Year of Award


Document Type


Degree Type

Master of Arts (MA)

Degree Name


Department or School/College

Department of Geography

Committee Chair

David D. Shively

Commitee Members

Christiane von Reichert, Robin Saha


Baltimore, brownfield policy, Brownfields, location quotients, Maryland, older industrial cities, property values, real property sales data, requests for building permit data, tax assessed value, urban redevelopment, Voluntary Cleanup Programs


University of Montana


The industrialized world is littered with tens of thousands of acres of vacant, decaying, and often contaminated industrial and commercial sites. These sites, commonly referred to as “brownfields,” scar the landscape of communities, expose citizens to possible health risks, deteriorate surrounding land values, and erode the tax base of municipalities. Vacant and abandoned industrial sites are present in every state, but the blight associated with brownfields is worst in America’s “rustbelt,” the chain of once great industrial cites and towns stretching along historic canals and rail lines from Baltimore to Boston, and west to Milwaukee. This thesis investigates federal and state brownfields policies and reviews contemporary brownfields literature and through a case study approach, it explains how state and federal policies created a climate conducive to brownfields redevelopment in Baltimore, Maryland. By analyzing two successful Baltimore projects, the research shows how the reuse of brownfields had a positive “ripple-effect” that helped precipitate neighborhood-level investment and revitalization.
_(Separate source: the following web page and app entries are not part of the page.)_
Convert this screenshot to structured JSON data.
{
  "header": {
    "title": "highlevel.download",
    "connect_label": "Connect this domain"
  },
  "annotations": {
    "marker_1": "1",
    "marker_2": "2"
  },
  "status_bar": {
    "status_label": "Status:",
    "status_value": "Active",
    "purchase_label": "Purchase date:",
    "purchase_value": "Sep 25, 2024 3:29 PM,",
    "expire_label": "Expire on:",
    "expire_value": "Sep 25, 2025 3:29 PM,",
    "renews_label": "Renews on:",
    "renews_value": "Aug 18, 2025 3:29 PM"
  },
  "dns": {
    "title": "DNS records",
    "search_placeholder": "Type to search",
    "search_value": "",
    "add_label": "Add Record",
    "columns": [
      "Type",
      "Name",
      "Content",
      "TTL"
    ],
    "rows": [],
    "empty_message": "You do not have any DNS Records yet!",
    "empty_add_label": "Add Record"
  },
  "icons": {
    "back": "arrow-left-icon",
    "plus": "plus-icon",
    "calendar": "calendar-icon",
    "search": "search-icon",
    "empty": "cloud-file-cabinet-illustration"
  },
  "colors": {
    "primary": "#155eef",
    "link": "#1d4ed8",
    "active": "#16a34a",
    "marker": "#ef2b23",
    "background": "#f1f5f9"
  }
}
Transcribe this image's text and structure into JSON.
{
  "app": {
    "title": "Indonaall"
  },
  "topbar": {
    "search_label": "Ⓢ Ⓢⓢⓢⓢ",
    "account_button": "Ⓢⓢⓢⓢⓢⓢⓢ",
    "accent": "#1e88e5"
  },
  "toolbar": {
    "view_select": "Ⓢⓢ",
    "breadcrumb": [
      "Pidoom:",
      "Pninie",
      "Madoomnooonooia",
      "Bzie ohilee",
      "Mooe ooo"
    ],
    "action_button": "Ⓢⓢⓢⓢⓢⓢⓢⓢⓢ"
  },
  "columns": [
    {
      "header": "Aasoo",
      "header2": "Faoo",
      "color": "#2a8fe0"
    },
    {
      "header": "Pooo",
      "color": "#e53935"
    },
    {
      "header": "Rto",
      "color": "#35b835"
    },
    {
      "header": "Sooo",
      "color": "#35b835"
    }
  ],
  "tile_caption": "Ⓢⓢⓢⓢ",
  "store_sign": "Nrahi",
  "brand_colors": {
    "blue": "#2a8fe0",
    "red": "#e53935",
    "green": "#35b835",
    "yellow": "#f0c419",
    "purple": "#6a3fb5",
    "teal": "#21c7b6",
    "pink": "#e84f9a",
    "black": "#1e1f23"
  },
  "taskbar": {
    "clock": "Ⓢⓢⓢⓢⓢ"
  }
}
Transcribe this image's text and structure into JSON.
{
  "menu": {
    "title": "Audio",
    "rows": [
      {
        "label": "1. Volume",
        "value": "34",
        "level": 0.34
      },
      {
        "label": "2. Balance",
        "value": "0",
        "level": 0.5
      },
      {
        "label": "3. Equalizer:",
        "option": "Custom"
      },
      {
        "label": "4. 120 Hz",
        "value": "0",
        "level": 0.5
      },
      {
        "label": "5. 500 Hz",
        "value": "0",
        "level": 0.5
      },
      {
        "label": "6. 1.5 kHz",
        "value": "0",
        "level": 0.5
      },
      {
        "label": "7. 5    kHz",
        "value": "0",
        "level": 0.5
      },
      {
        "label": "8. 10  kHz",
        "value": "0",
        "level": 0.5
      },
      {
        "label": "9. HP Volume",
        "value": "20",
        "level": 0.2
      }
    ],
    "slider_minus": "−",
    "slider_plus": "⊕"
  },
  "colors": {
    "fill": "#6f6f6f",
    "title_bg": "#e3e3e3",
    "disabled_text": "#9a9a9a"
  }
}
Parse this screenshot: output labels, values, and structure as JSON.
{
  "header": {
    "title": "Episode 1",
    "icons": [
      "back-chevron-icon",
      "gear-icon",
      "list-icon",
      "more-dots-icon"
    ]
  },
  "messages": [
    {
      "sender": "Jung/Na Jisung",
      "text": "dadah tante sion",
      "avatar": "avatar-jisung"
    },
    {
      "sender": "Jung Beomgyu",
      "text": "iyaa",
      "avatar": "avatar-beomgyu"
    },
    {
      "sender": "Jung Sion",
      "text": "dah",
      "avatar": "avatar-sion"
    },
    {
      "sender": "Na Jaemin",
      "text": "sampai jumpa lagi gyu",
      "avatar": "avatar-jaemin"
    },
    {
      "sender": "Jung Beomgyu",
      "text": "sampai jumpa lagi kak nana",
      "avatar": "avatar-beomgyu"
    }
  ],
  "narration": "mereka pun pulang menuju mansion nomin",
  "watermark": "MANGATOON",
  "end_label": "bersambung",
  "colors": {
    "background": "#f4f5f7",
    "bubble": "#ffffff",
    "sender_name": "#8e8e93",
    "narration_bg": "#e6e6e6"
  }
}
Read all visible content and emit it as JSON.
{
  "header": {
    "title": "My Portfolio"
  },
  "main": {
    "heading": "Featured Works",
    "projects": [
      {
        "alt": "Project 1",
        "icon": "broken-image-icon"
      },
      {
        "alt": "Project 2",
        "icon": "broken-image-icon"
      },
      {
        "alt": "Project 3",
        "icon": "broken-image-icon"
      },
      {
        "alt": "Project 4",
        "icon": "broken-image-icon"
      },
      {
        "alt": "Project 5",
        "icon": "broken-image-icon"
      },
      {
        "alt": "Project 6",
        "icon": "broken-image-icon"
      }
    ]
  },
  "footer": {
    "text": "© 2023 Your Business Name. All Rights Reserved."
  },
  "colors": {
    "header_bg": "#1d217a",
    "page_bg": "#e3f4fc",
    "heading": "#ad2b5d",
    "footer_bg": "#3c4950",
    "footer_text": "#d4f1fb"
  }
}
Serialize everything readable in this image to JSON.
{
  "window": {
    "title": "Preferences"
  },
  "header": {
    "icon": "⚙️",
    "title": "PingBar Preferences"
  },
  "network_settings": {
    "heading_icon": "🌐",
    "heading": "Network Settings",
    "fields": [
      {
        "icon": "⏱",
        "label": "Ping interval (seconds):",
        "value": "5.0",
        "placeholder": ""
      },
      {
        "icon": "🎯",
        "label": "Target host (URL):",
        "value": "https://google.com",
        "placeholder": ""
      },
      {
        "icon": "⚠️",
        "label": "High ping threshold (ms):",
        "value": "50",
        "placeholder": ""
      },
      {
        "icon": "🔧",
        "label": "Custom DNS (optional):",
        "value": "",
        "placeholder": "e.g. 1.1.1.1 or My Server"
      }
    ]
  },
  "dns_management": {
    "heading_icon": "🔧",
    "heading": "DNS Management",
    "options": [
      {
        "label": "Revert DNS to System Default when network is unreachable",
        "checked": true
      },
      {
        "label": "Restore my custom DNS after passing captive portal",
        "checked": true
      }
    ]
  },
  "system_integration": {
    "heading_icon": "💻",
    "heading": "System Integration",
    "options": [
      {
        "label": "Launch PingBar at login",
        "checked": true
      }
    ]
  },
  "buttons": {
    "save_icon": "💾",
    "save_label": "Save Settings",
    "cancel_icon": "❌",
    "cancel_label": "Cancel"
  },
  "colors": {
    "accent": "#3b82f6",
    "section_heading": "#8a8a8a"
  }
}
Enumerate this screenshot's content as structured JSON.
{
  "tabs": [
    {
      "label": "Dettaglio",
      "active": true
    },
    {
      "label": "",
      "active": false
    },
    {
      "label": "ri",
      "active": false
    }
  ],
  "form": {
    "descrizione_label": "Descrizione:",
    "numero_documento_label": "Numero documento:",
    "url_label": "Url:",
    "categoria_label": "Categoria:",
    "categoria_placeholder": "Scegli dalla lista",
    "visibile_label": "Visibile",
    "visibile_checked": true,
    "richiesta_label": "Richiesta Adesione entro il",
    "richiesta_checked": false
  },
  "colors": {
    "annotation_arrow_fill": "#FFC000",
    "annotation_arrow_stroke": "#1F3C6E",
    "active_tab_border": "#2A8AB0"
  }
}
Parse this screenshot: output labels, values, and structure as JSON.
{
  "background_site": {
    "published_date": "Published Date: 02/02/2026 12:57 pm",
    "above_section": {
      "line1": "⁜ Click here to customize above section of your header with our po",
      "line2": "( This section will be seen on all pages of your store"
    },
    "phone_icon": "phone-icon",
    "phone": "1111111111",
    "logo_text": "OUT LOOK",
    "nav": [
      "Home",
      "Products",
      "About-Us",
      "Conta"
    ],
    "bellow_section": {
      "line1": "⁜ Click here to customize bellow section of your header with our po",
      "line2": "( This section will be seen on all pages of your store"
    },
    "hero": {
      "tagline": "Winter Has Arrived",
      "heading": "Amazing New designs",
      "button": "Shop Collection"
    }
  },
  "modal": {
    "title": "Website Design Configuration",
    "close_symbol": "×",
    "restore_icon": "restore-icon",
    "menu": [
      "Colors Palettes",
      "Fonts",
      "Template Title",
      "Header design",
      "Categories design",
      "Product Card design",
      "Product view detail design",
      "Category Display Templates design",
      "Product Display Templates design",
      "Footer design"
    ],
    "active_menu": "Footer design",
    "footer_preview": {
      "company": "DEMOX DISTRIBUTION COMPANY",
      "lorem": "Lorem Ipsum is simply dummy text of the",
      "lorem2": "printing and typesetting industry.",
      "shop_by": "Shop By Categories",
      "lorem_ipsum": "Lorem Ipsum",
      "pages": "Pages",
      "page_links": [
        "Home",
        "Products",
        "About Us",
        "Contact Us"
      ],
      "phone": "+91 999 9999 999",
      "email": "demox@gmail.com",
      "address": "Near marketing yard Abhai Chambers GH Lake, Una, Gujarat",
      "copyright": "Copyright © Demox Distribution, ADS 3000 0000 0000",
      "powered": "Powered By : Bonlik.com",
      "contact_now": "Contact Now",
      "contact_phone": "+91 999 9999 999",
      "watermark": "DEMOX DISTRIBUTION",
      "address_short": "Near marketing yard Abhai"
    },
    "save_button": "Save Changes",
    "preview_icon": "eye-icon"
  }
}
To help clarify the intricacies often associated with the reuse of brownfields, documentation on financing mechanisms, tax incentives, and state-level Voluntary Cleanup Program application materials are analyzed and described. The impact of the two case study sites on surrounding neighborhoods is researched quantitatively by comparing citywide tax assessed values, real property sales records, and building permit data. The datasets were collected for three years (1995, 2001, and 2007) each representing a distinct time period in Baltimore’s recent history of brownfield redevelopment. Lastly, to help establish comparable rates of neighborhood investment, this thesis uses location quotients based on building permit applications. The quotients compare Baltimore’s citywide building activity to building activity in neighborhoods with reclaimed brownfield sites.



© Copyright 2008 Gregory William Lewis